Britt Fleming considers tilting at one last windmill

he has dreams
of being bold
and unforgotten
does his best
to rewrite
the back pages
of his life
and even as the past
turns into a cloud
of dust
he remembers
ash blonde hair
a plaid catholic skirt
and clumsy attempts
to be heroic
yesterday she told him
how she likes t’s
and blues
and men
who can’t remember
her name
he says he knows
there is time to lose
and words to bury
but it’s not too late
to run away
and be together, unalone



Allen Itz tries to recreate his past

he takes today and tomorrow
and pulls apart the reinventions

then waters down the irreversible
with scotch and soda.

he remembers the swirl and stir
of her words and how they filled

the empty and shallow feeling
between breaths.

he tries to drown out the familiar
sound track and too late apologies

hoping to dull the sharp edges--
when she’s been forgotten

her voice meets him in the mirror
and won’t let him lie.




Laurie Byro remembers a lost lover

Sometimes she feels lost inside
herself, unable to tell the difference
between what’s right

and what’s been left behind.
There is something familiar
about emptiness

the way it floats unseen
like wisps of cigarette smoke
in the cold.

She whispers her favorite words
into the pure white sun, watches
them baptize and burn

then disappear into the space
where she finds herself
whole and reborn.


Self portrait at 33 1/3

She’s a nice girl. Not my type--
I like smooth shiny girls, hardboiled
and loaded with sin.
                     Raymond Chandler

The way she holds a gun reminds me
of a recurring dream —I’m waiting
for her to say anything and the rain burns 

up the shadows. I always wake
to a half empty bed and my penance
is hard to swallow and it hurts

like only L.A. can hurt—a woman
throws a kiss meant for you
but its caught by a stranger.

I’ll be alone and wonder about her
voice, how it can twist the past
until it becomes our future.

She wears a crucifix and believes
the moon can turn a yellow cloud
into an outline of a fist--

this city is full of the dead, the dying
and the bored. She tells me sunset
is the wrong side of the tracks--

I tell her I want to be baptized,
buried and forgotten by the end
of this lost weekend.



Arlene Ang starts the revolution

tell me the color of your ghosts
and let me taste the holiness

of your sins in order to be
forgiven. we can’t turn back

the clock so instead let’s borrow
redemption and bury ourselves

in unfamiliar whispers
i’ll be the condemned man

you can light my last cigarette
and we’ll bust out of here

drive as fast as we can to the end
of the story until there is no beginning
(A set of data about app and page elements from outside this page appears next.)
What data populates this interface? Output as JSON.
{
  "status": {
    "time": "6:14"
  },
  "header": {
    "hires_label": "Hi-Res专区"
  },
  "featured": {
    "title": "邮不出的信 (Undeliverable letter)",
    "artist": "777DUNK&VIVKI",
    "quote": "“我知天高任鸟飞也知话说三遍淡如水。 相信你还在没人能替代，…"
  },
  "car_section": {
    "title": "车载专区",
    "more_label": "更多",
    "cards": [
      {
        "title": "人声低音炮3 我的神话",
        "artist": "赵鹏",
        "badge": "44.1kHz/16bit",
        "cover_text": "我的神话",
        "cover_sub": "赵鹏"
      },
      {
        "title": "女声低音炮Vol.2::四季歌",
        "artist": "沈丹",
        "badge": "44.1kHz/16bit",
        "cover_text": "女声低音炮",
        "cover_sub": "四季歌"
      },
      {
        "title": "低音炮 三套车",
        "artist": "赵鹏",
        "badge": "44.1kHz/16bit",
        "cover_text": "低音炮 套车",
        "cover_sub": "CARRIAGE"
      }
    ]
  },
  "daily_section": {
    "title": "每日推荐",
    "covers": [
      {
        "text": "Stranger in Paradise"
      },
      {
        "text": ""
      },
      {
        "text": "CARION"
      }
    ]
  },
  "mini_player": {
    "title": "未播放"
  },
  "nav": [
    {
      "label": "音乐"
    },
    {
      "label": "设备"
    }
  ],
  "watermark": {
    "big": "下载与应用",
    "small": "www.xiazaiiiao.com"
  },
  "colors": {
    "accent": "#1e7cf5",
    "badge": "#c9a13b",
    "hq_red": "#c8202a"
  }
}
then we can pray that your dreams
of falling will keep you

from breaking apart and my last words
will be enough to resurrect the dead




Suzanne Frischkorn previously appeared in Cella’s Round Trip

Julia Klatt Singer previously appeared in if poetry journal

Teresa White previously appeared in tinfoil dresses

Self Portrait at 33 & 1/3 previously appeared in Eclectica

Arlene Ang previously appeared in Bent Pin Quarterly

Michaela Gabriel
John Vick
Laurie Byro              previously appeared in River Poet’s Journal  

Allen Itz Previously appeared in Pirene’s Fountain